──────── MATERIAL PROVIDED

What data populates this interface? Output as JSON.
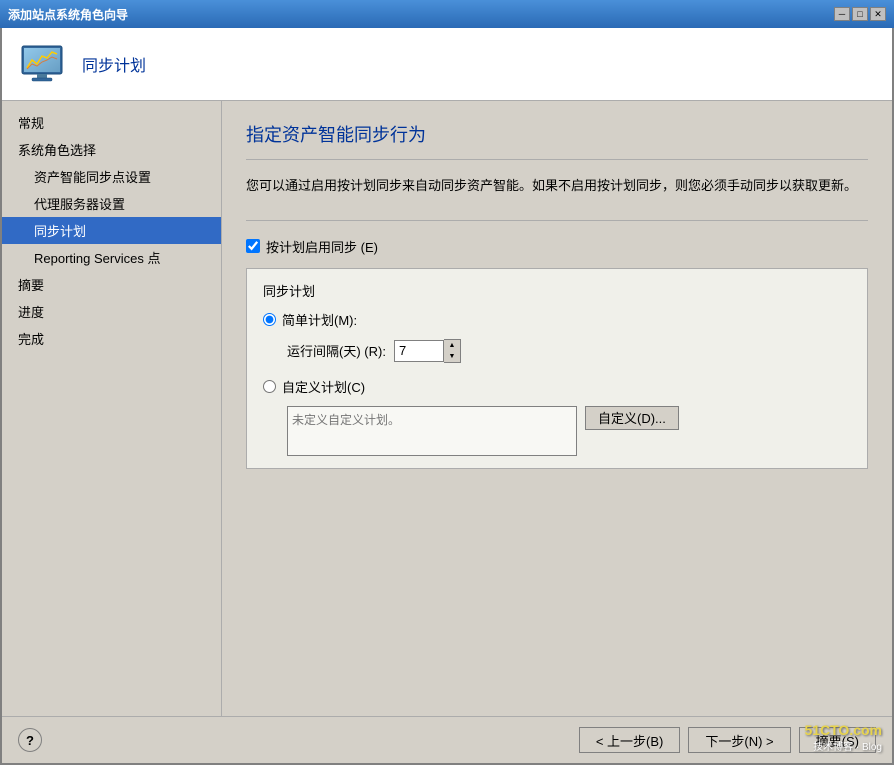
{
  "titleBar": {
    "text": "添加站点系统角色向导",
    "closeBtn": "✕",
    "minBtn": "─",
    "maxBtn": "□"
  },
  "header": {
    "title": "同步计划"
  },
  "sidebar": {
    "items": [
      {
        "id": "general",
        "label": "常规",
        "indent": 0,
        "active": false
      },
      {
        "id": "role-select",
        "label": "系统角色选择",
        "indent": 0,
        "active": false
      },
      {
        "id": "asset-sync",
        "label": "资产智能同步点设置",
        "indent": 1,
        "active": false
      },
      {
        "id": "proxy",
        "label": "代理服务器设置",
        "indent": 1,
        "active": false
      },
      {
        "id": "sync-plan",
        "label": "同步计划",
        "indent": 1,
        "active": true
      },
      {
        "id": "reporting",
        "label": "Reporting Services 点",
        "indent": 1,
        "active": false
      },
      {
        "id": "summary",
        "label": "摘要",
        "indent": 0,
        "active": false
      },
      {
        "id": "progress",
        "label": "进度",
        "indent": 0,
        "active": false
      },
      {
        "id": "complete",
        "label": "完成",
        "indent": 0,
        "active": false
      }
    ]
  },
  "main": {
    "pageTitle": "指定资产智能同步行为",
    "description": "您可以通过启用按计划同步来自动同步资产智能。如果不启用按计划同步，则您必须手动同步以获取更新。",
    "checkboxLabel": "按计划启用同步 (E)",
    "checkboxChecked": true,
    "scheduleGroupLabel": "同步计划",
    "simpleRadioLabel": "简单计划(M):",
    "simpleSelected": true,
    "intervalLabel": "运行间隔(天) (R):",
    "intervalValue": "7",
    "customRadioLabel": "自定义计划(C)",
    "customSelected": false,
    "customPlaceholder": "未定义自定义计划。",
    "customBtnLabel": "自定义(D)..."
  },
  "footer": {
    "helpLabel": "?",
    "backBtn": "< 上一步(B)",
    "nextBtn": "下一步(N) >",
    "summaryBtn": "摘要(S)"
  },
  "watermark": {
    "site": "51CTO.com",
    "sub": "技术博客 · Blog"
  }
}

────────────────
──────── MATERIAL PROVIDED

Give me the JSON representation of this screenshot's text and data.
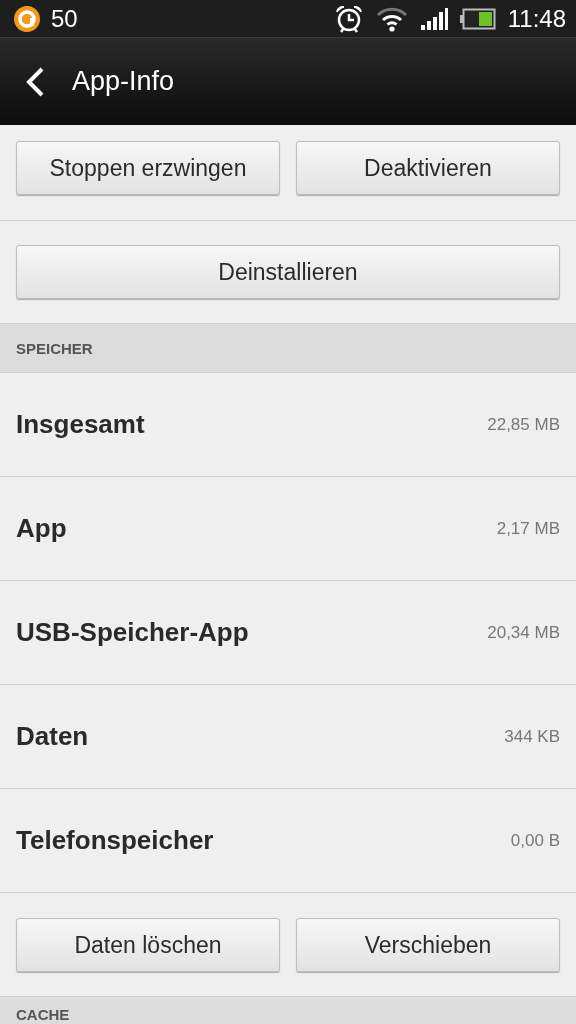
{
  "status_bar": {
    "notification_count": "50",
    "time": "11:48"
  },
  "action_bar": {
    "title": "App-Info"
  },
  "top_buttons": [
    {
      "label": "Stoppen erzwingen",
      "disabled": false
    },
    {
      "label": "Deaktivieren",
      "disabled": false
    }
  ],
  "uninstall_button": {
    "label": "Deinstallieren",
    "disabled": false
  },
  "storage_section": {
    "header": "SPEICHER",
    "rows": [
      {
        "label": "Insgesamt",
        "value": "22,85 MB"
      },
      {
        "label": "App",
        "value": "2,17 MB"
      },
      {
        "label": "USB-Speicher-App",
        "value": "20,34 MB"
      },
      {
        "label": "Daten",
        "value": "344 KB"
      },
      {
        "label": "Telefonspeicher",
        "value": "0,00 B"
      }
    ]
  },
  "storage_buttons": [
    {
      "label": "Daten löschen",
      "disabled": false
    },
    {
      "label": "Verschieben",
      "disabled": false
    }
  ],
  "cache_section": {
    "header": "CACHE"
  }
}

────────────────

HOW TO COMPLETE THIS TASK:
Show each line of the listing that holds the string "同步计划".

FINAL ANSWER:
    "title": "同步计划"
        "label": "同步计划",
    "scheduleGroupLabel": "同步计划",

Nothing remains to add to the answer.